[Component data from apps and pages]
____________________

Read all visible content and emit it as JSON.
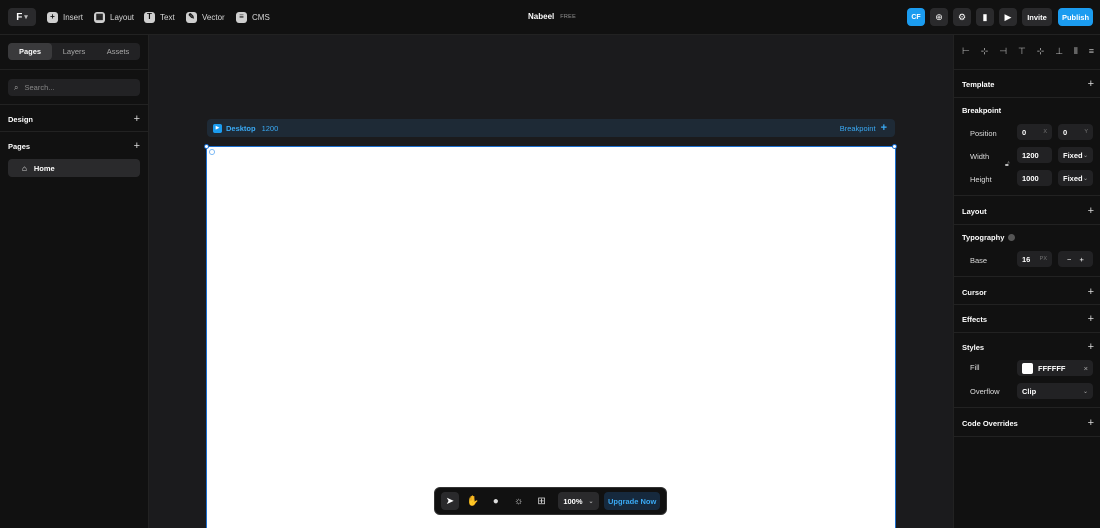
{
  "topbar": {
    "logo": "F",
    "tools": [
      {
        "label": "Insert",
        "icon": "plus-square-icon"
      },
      {
        "label": "Layout",
        "icon": "layout-icon"
      },
      {
        "label": "Text",
        "icon": "text-icon"
      },
      {
        "label": "Vector",
        "icon": "pen-icon"
      },
      {
        "label": "CMS",
        "icon": "database-icon"
      }
    ],
    "project_name": "Nabeel",
    "plan": "FREE",
    "avatar": "CF",
    "invite_label": "Invite",
    "publish_label": "Publish",
    "accent_color": "#1b9cf0"
  },
  "left_panel": {
    "tabs": [
      "Pages",
      "Layers",
      "Assets"
    ],
    "active_tab": "Pages",
    "search_placeholder": "Search...",
    "design_label": "Design",
    "pages_label": "Pages",
    "pages": [
      {
        "label": "Home",
        "icon": "home-icon"
      }
    ]
  },
  "canvas": {
    "frame_name": "Desktop",
    "frame_width": "1200",
    "breakpoint_label": "Breakpoint",
    "frame_fill": "#ffffff"
  },
  "bottom_toolbar": {
    "zoom": "100%",
    "upgrade_label": "Upgrade Now"
  },
  "right_panel": {
    "template_label": "Template",
    "breakpoint_label": "Breakpoint",
    "position_label": "Position",
    "position_x": "0",
    "position_x_unit": "X",
    "position_y": "0",
    "position_y_unit": "Y",
    "width_label": "Width",
    "width_value": "1200",
    "width_mode": "Fixed",
    "height_label": "Height",
    "height_value": "1000",
    "height_mode": "Fixed",
    "layout_label": "Layout",
    "typography_label": "Typography",
    "base_label": "Base",
    "base_value": "16",
    "base_unit": "PX",
    "cursor_label": "Cursor",
    "effects_label": "Effects",
    "styles_label": "Styles",
    "fill_label": "Fill",
    "fill_value": "FFFFFF",
    "overflow_label": "Overflow",
    "overflow_value": "Clip",
    "code_overrides_label": "Code Overrides"
  }
}
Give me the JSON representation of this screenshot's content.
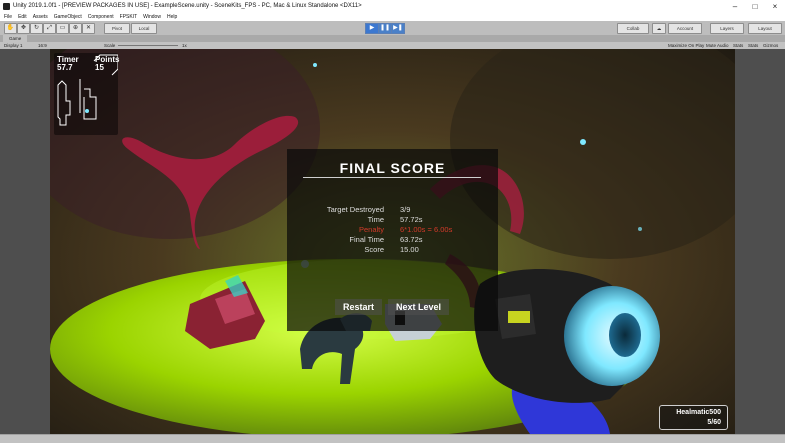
{
  "window": {
    "title": "Unity 2019.1.0f1 - [PREVIEW PACKAGES IN USE] - ExampleScene.unity - SceneKits_FPS - PC, Mac & Linux Standalone <DX11>"
  },
  "menu": [
    "File",
    "Edit",
    "Assets",
    "GameObject",
    "Component",
    "FPSKIT",
    "Window",
    "Help"
  ],
  "toolbar": {
    "pivot_label": "Pivot",
    "local_label": "Local",
    "collab_label": "Collab",
    "account_label": "Account",
    "layers_label": "Layers",
    "layout_label": "Layout"
  },
  "game_tab": {
    "label": "Game"
  },
  "game_toolbar": {
    "display": "Display 1",
    "aspect": "16:9",
    "scale_label": "Scale",
    "scale_value": "1x",
    "maximize": "Maximize On Play",
    "mute": "Mute Audio",
    "stats": "Stats",
    "stats2": "Stats",
    "gizmos": "Gizmos"
  },
  "hud": {
    "timer_label": "Timer",
    "timer_value": "57.7",
    "points_label": "Points",
    "points_value": "15",
    "weapon_name": "Healmatic500",
    "ammo": "5/60"
  },
  "score_panel": {
    "title": "FINAL SCORE",
    "rows": [
      {
        "label": "Target Destroyed",
        "value": "3/9"
      },
      {
        "label": "Time",
        "value": "57.72s"
      },
      {
        "label": "Penalty",
        "value": "6*1.00s = 6.00s"
      },
      {
        "label": "Final Time",
        "value": "63.72s"
      },
      {
        "label": "Score",
        "value": "15.00"
      }
    ],
    "restart_label": "Restart",
    "next_level_label": "Next Level"
  },
  "colors": {
    "penalty": "#d23a2a",
    "slime_green": "#a6e000",
    "scope_cyan": "#7fe8ff"
  }
}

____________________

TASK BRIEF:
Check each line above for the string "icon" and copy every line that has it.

FINISHED TASK:
        "icon": "plus-square-icon"
        "icon": "layout-icon"
        "icon": "text-icon"
        "icon": "pen-icon"
        "icon": "database-icon"
        "icon": "home-icon"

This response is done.